Website and app data records
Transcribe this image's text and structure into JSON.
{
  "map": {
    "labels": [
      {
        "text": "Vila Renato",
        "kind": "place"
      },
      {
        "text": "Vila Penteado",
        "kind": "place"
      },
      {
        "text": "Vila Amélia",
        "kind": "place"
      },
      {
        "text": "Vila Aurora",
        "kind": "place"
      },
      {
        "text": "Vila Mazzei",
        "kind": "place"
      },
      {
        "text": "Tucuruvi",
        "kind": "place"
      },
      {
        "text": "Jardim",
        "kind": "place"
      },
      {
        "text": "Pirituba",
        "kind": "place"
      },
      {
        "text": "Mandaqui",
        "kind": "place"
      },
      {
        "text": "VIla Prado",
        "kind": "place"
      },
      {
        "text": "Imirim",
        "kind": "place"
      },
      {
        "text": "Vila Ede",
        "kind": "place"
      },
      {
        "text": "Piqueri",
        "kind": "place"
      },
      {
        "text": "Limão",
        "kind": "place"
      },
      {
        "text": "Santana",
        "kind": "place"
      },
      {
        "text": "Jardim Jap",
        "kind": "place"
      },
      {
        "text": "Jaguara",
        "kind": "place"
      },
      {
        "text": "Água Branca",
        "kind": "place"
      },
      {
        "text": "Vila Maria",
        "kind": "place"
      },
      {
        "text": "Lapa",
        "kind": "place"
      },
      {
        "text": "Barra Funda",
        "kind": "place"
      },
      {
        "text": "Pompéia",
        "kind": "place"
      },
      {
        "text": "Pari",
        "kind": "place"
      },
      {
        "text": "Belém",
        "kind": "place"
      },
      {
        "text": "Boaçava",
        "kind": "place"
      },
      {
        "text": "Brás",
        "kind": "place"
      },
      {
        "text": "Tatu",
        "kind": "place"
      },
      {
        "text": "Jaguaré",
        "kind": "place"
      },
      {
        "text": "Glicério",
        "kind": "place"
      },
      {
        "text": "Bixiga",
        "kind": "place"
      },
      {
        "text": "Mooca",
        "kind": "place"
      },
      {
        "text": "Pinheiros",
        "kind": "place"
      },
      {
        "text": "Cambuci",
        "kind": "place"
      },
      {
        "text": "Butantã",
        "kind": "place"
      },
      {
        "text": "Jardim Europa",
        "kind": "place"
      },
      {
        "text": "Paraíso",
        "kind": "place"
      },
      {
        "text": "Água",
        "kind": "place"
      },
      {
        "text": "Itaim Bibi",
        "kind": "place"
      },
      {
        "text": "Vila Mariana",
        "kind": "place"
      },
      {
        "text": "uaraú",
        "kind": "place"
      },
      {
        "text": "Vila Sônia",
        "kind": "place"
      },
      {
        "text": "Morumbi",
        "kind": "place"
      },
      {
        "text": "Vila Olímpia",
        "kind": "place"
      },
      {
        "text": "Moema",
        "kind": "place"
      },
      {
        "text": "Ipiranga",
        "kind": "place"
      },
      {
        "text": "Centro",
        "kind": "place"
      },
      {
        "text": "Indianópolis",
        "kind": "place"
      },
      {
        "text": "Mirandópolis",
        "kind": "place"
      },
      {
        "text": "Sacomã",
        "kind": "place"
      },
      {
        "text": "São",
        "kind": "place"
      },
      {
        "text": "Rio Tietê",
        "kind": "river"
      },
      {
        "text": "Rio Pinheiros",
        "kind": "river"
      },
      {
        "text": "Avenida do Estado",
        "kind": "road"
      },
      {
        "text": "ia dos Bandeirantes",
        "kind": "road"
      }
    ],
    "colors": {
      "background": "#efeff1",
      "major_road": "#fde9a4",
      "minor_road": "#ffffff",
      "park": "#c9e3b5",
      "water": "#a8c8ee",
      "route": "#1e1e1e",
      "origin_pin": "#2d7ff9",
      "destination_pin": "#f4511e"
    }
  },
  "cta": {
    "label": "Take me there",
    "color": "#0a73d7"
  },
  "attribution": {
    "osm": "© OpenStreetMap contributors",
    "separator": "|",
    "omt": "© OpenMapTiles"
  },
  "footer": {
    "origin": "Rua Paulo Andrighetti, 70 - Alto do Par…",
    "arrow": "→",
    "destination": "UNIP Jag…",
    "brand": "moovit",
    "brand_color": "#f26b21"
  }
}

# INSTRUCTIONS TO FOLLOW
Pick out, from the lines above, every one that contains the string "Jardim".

# OUTPUT FOR THIS TASK
        "text": "Jardim",
        "text": "Jardim Jap",
        "text": "Jardim Europa",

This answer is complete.